    jobelle Member

    I voted G/G because I think they are the only pairs team to ever do so. Anton Sikharulidze won all three ... but with two different partners. Underhill and Martini are the only other pairs team to win both Junior and Senior Worlds. So it is pretty rare for a pairs team to have that kind of success... and then G/G went and won the Olympic gold twice!
  19. NadineWhite

    NadineWhite Well-Known Member

    Hands down Mr. Evgeni Plushenko:


    Like Gillis Grafstrom and Sonja Henie before him, his name is listed amongst the Immortals. And like them, his achievements span more than a decade, a history of longevity, perseverance, and excellence.

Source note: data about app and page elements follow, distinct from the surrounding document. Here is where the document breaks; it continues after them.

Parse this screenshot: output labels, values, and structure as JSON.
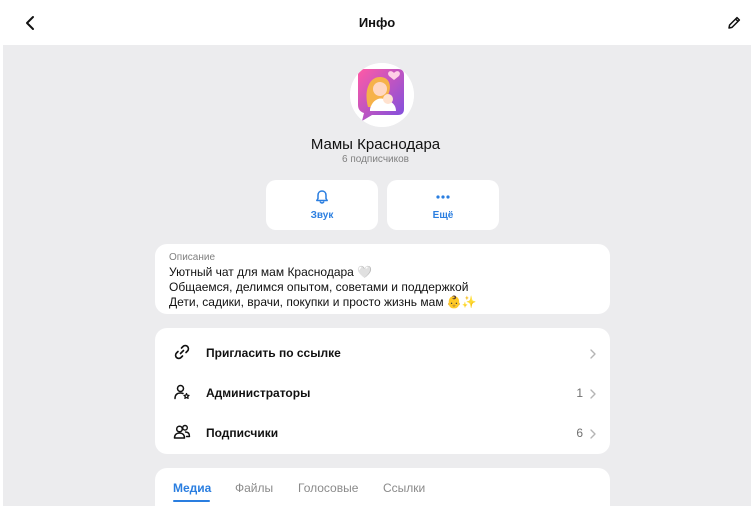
{
  "header": {
    "title": "Инфо",
    "back_icon": "chevron-left-icon",
    "edit_icon": "pencil-icon"
  },
  "channel": {
    "name": "Мамы Краснодара",
    "subscribers": "6 подписчиков",
    "avatar_icon": "mother-and-baby-avatar"
  },
  "actions": [
    {
      "label": "Звук",
      "icon": "bell-icon"
    },
    {
      "label": "Ещё",
      "icon": "more-dots-icon"
    }
  ],
  "description": {
    "label": "Описание",
    "lines": [
      "Уютный чат для мам Краснодара 🤍",
      "Общаемся, делимся опытом, советами и поддержкой",
      "Дети, садики, врачи, покупки и просто жизнь мам 👶✨"
    ]
  },
  "menu": [
    {
      "label": "Пригласить по ссылке",
      "count": "",
      "icon": "link-icon"
    },
    {
      "label": "Администраторы",
      "count": "1",
      "icon": "admin-icon"
    },
    {
      "label": "Подписчики",
      "count": "6",
      "icon": "users-icon"
    }
  ],
  "tabs": [
    "Медиа",
    "Файлы",
    "Голосовые",
    "Ссылки"
  ],
  "colors": {
    "accent": "#2a7ee0",
    "background": "#ececee",
    "card": "#ffffff",
    "secondary_text": "#808080"
  }
}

    And now with his 10th National Title, he joins the likes of Carlo Fassi (Italy), Nobuo Sato (Japan), Bo Mathander (Sweden), Hans Lindh (Sweden), Alain Giletti (France), Laszlo Vajda (Hungary), Marcus Nikkanen (Finland), Gregor Urbas (Slovenia), and Martin Stixrud (Norway). And if he wins an unprecedented 11th National Title next year he will join the rarest of the rare, which only 3 men belong to: John Ferguson Page (Britain), Oliver Honer (Switzerland), and Werner Rittberger (Germany). No one else listed in the poll even comes close. Period.

    One more thing, if Evgeni medals in Sochi, he will tie the greatest figure skater of all-time, Gillis Grafstrom, with 4 medals. And if he somehow medals twice in Sochi, by divine providence, he will become the greatest of all time.
  20. Vash01

    Vash01 Fan of Yuzuru, Medvedeva, T&M, Shibs, P&C

    Great research. Thanks for the info. I had not even heard of some of these skaters. Of course I knew Graffstrom, Fassi, Sato. I had heard of Rittberger only because of the jump (loop) that is named after him.
  21. lala

    lala Well-Known Member

    Yes, but they didn't win any medals. When Plushenko was 15, won silver in ECh and bronze in WCh. Since is worst result was 4th place in 2000 at WCh but on other competitons he won golds or silvers..He won his first Ech title in 2000, he beat Yagudin. Unbeliveable!
  22. lulu

    lulu New Member

    I might be wrong, certainly wouldn't be the first time ;) but, I think falling_dance was also pointing out the amazing spread of ages of Plushenko's competitors. Plushenko has been skating at an elite level for so long, he's skated against competitors born in 1970 and against competitors born in 1996. He's gone up against (and has often beaten) skaters not just of different 'skating' generations, but against competitors of different age generations entirely. At least, that's how I look at it. :)
  23. julieann

    julieann Well-Known Member

    Even if EP doesn't medal (gets fourth or fifth) Gillis Grafstom wasn't doing quads.
  24. NadineWhite

    NadineWhite Well-Known Member

    Ah, always the same argument from those that live only in the present, totally forgetting the time in which those before us lived. Gillis Grafstrom was like no other before or since, there's no one that compares to him, not even today, he was a master of his time, combining technical precision with elegant artistry on ice, in fact he was renown for his musical interpretation. And his career spanned an unheard of two decades. He won his first World Championships at age 29 (he won three all together, just like Zhenya btw) and his last Olympic Medal (a silver) at age 39! :eek: Not to mention he was 19 when he participated in his first competition, and 39 at his last. :)

    I find it interesting that, once again just like Zhenya, his Olympic career spanned 12 years from 1920-1932, and God willing, so will Zhenya's from 2002-2014.
  25. falling_dance

    falling_dance Coaching Patrick

    Yes, that's what I was emphasizing. :)
  26. judgejudy27

    judgejudy27 Well-Known Member

    Grafstrom was amazing. He was way ahead of his time artistically in the same way Dick Button was decades ahead of time technically. It would take decades before men would even consider skating with the elegance, poise, posture, lines, flair, and musical sense he displayed.